Of all the emotions, anger is perhaps the one that most people have the hardest time dealing with. That’s most likely because anger is not like the other emotions. It is unique. In fact, a 2017 survey by the Mental Health Foundation of 2000 people found that 28% are sometimes worried about the level of anger that they feel. While feeling anger can have negative consequences, anger, in general, can move us toward a happier and healthier life. Here are 5 ways anger is not like other emotions.

  1.  It’s Motivating

Anger gives us energy. And while other emotions tend to make us withdraw from others and life, anger causes us to want to engage. Anger is the motivator that gets us to interact with other people, perhaps those we feel are negatively impacting our life. Anger is what often catapults us into social situations and events that are necessary to bring about change. Anger is one activating emotion.

  1. Anger is Complicated

Anger is not a singular experience, but rather a grouping of feelings. When we become angry, it is because we first feel something else: marginalized, hurt, disrespected, vulnerable, or neglected. In this way, anger is much more complicated than other emotions.

  1.  It Yearns to be Expressed 

Other emotions can simply be felt silently, but not anger. It wants to be famous, a star, something that everyone knows about. Anger insists that it be expressed out loud. Unfortunately, most people misdirect their anger, erupting at the wrong times and at the wrong people.

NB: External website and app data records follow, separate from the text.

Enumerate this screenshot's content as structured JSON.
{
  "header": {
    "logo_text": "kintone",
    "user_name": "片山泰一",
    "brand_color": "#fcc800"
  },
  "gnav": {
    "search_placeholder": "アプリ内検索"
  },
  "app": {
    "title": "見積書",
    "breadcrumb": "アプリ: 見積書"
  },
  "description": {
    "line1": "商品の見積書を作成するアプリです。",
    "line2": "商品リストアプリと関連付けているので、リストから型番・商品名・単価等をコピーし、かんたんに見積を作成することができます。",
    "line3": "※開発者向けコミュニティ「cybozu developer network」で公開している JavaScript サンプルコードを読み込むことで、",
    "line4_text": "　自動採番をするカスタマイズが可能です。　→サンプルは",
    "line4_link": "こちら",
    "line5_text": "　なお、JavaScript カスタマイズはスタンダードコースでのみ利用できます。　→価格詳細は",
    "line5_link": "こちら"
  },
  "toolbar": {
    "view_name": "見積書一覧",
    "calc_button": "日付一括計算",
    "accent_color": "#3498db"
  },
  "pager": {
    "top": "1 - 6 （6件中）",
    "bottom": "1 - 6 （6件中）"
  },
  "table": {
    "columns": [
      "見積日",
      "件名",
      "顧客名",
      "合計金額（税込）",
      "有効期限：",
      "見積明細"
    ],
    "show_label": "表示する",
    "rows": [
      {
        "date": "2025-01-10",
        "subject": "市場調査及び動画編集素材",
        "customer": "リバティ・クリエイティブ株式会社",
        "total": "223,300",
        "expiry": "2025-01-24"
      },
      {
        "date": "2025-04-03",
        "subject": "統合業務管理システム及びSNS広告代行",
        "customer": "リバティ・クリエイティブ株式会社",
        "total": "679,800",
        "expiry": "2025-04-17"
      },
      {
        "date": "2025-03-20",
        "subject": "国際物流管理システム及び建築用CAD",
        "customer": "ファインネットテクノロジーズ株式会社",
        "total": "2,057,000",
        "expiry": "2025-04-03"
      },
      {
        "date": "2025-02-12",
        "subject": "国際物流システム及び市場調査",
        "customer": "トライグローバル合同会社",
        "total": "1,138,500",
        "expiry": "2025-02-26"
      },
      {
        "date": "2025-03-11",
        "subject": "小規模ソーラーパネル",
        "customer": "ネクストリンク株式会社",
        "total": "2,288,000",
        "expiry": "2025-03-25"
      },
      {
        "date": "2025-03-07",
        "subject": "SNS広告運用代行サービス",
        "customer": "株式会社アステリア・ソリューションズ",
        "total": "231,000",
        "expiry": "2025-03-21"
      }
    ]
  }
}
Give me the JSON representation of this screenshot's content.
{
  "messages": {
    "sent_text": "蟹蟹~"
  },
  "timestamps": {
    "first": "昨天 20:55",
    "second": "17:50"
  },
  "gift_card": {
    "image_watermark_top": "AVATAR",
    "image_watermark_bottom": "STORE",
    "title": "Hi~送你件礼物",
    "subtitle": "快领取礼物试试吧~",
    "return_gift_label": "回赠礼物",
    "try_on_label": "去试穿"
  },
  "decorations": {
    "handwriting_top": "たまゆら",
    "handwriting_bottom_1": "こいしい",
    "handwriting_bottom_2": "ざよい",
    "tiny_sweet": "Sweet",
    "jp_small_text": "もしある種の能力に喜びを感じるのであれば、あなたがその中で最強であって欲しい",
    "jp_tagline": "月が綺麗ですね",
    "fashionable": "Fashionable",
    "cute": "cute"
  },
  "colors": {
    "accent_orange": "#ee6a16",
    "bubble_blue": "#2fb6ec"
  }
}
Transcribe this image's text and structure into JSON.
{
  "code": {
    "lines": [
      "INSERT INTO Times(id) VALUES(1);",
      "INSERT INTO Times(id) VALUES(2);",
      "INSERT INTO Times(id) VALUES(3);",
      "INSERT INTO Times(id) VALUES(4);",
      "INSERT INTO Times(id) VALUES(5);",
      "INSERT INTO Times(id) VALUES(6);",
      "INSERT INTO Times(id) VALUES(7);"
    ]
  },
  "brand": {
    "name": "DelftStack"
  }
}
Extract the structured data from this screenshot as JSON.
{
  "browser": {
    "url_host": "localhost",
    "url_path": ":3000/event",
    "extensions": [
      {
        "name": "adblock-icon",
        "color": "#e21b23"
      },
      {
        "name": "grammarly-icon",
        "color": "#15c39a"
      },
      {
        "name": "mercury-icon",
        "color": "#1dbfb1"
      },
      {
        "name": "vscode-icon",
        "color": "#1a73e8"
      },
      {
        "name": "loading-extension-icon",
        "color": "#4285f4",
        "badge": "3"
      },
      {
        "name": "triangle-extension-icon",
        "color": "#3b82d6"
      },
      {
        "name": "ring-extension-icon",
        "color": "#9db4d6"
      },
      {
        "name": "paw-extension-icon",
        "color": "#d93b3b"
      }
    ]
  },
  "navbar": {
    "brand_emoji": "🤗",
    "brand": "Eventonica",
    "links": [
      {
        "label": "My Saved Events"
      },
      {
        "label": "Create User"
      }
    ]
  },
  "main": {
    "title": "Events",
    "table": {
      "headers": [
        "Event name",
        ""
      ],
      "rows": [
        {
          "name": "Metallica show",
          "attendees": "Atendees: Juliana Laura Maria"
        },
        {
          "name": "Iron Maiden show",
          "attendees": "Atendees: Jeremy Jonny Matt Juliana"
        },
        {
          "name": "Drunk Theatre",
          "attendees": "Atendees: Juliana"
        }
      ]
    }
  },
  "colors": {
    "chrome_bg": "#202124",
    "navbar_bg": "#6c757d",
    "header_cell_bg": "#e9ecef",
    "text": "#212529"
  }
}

  1. It Can Be Turned Inward or Outward

While we are directing that anger outwardly, and sometimes toward the wrong people, we can just as easily direct it inward toward ourselves. We generally don’t even realize we are doing it until we have done emotional damage.

  1. Anger is Hazardous to Your Health

While feeling sad is uncomfortable, being angry is downright bad for your health. Research has discovered that individuals prone to anger are more at risk for heart attacks and cancer.  


First some schooling: It's important to know the difference between a feeling (i.e, anger) and a sensation.  Sensations are involuntary and start in the body. Feelings or emotions start in the brain and are a vibration we experience in the body.  If you've been reading some of my blogs you then know that feelings are caused by what we think.  Yes, I know. Your thought bubble is saying "I feel because something happened".  WRONG. You feel because something happened and you had a thought about it. You can't have a feeling without first having a thought. Feeling anger? Take pen and paper in hand and start writing down what you are thinking. That's the first step. You may become more mindful of how a seemingly innocent thought you started with gets tweaked by that critical inner voice. Knowing how she's talking to you starts the process of re-training your thinking and kicking her to the curb! Want to get started on learning what step 2 is? You can download my free e-book, "5 Initial Steps Toward Thought Transformation" from my website. We will cover thoughts, feelings, and actions. If you want to put both feet in and start tackling some of your nagging, uncomfortable feelings, then let's chat. Your no-cost, 30-minute experience coaching call is waiting. Grab it!